• [EXERCISE REQUIREMENTS]:
Examine the entries and show every line in which the word "this" is found.

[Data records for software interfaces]
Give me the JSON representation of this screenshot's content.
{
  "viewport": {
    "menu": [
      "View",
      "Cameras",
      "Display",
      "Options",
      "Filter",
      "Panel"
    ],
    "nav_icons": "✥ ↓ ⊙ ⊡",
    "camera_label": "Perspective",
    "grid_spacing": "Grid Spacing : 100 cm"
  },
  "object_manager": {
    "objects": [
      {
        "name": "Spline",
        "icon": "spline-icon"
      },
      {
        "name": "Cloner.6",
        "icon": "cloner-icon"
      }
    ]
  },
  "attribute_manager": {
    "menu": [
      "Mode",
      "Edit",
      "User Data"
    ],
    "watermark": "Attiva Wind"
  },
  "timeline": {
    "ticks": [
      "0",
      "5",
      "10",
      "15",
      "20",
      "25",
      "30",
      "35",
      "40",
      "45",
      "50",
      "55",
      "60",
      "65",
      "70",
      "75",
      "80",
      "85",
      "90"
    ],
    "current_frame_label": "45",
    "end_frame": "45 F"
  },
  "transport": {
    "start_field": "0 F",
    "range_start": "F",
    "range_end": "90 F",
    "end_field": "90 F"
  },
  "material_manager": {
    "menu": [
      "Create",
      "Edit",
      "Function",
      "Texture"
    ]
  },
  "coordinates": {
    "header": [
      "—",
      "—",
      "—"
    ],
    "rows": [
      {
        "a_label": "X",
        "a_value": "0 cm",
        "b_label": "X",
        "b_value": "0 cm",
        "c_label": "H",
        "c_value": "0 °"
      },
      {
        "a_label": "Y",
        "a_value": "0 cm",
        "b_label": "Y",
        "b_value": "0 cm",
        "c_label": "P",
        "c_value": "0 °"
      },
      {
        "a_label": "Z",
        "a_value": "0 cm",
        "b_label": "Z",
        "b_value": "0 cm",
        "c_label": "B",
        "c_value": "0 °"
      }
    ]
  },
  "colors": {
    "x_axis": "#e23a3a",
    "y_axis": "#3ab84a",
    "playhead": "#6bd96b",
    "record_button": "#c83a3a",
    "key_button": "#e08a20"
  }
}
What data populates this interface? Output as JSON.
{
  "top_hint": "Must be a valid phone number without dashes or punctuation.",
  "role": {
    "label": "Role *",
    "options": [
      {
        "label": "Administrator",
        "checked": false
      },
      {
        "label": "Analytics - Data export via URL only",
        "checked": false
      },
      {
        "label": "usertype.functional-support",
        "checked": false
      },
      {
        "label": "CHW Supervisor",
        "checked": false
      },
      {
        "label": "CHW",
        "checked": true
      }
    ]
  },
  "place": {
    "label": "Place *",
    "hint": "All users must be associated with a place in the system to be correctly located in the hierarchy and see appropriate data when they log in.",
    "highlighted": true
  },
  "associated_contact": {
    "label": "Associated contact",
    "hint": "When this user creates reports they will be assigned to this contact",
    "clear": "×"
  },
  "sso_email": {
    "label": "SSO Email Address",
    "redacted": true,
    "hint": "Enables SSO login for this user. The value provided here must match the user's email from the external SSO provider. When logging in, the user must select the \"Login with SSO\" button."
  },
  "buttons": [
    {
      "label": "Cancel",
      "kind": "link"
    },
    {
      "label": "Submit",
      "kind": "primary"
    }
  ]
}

• [TASK ANSWER]:
Give me the JSON representation of this screenshot's content.
What data populates this interface? Output as JSON.
    "hint": "When this user creates reports they will be assigned to this contact",
    "hint": "Enables SSO login for this user. The value provided here must match the user's email from the external SSO provider. When logging in, the user must select the \"Login with SSO\" button."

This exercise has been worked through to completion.